Heroin is one of the most dangerous and addictive drugs that a person can use. Being addicted to heroin is in many ways a life threatening disease, and use of this potentially lethal drug has been rising dramatically over the last several years. Though heroin addiction continues to be an epidemic that plagues millions, there is still much that people do not know about this drug. Here are ten facts about heroin and heroin abuse that you may not have known.
- Heroin Addiction May Strike Anyone The notion that there is such a thing as a "typical" heroin addict is incorrect and potentially harmful. Like all kinds of addictions, it is possible for a person of any age, gender, and socioeconomic background to become addicted to heroin.
- Heroin is a Derivative of Morphine Heroin is an opiate, which means that it is part of a classification of drugs that are derived from the poppy plant. Other opiates in the same family as heroin include drugs like prescription painkillers oxycontin.
- There is No Safe Way to Ingest Heroin Heroin can be ingested into the body in a number of different ways. It may be smoked, snorted, or ingested, and all three methods send the drug to the brain at a very rapid rate. Some people may mistakenly believe that one form of ingesting the drug is less harmful than others, but this is not the case. All forms of ingesting heroin can be equally addictive and may put a person at a severe risk for overdose.
- Overdosing is Not the Only Danger Presented By Heroin Overdosing is certainly a major danger presented by heroin use, but it is not the only serious health problem that may occur as part of heroin addiction. Heroin users may be prone to HIV infection, as well as infection of the heart, lungs, and liver. Users who inject the drug may risk collapsed veins.
- Withdrawal From Heroin Can Occur After Just One Use Heroin is such a strong and addictive drug that a person who uses it may find themselves going through withdrawals as early as the first use. Heroin withdrawal is often very severe and uncomfortable. A person going through heroin withdrawal may experience nausea, cold flashes, aches, vomiting, and insomnia. It is generally recommended that when an addict is ready to stop using they do so with the support of a professional team. Withdrawal symptoms may last as long as a full week after the last time of use.
- Heroin Was Originally Used as a Painkiller Much like the opiates that are commonly prescribed today for pain, heroin was originally manufactured as a remedy for severe pain as well as a means of easing morphine addiction.

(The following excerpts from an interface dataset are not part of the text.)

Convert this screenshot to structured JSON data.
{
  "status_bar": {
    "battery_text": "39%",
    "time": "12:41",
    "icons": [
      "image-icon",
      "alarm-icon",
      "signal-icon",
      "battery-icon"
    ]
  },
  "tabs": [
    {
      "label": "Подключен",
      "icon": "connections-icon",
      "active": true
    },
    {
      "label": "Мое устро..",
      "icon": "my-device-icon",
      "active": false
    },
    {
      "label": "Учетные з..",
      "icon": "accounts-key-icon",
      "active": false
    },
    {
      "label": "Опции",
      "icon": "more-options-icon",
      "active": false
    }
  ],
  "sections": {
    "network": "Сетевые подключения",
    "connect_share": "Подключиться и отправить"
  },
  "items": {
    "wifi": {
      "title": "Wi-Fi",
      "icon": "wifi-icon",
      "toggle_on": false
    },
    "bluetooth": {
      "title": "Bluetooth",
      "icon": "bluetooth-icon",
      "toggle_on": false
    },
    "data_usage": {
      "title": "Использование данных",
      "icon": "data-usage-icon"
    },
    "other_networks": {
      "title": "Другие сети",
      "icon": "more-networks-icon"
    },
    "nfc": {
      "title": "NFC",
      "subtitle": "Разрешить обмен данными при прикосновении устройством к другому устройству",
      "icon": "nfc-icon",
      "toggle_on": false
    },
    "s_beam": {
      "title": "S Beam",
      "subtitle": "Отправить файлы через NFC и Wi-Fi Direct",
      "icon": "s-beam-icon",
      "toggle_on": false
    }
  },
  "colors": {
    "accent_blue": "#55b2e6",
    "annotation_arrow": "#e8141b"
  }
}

Heroin was introduced to users in 1898 by the Bayer pharmaceutical company.
- Heroin Use and Addiction is Currently Rampant The current statistics on heroin use are anything but hopeful. As many as 9.2 million people in the world currently take heroin itself and another 9 million are addicted to opiates. State and local governments across the United States are working to find ways of reducing instances of addiction as well as means of reducing the number of deaths among those who are already addicted to the drug.

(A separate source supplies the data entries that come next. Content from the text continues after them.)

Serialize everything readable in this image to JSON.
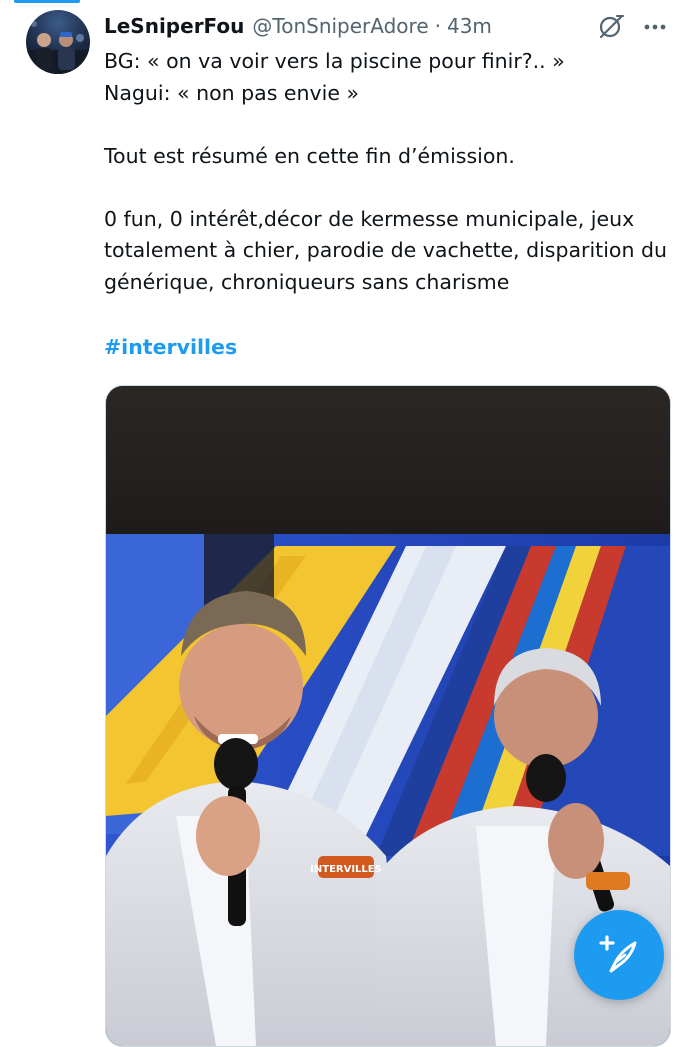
{
  "tweet": {
    "display_name": "LeSniperFou",
    "handle": "@TonSniperAdore",
    "separator": "·",
    "time": "43m",
    "text": "BG: « on va voir vers la piscine pour finir?.. »\nNagui: « non pas envie »\n\nTout est résumé en cette fin d’émission.\n\n0 fun, 0 intérêt,décor de kermesse municipale, jeux totalement à chier, parodie de vachette, disparition du générique, chroniqueurs sans charisme",
    "hashtag": "#intervilles"
  },
  "media": {
    "jacket_logo_text": "INTERVILLES"
  },
  "icons": {
    "grok": "grok-icon",
    "more": "more-icon",
    "compose": "compose-icon"
  },
  "colors": {
    "accent": "#1d9bf0",
    "text_primary": "#0f1419",
    "text_secondary": "#536471"
  }
}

Heroin In It's Pure Form Is White The heroin that is sold on the black market is generally cut with another substance, which also may be quite dangerous. Street heroin can take a number of different forms and may appear as black, grey, or brown. Batches of heroin are very inconsistent, which is a fact that leads to many deaths by overdose.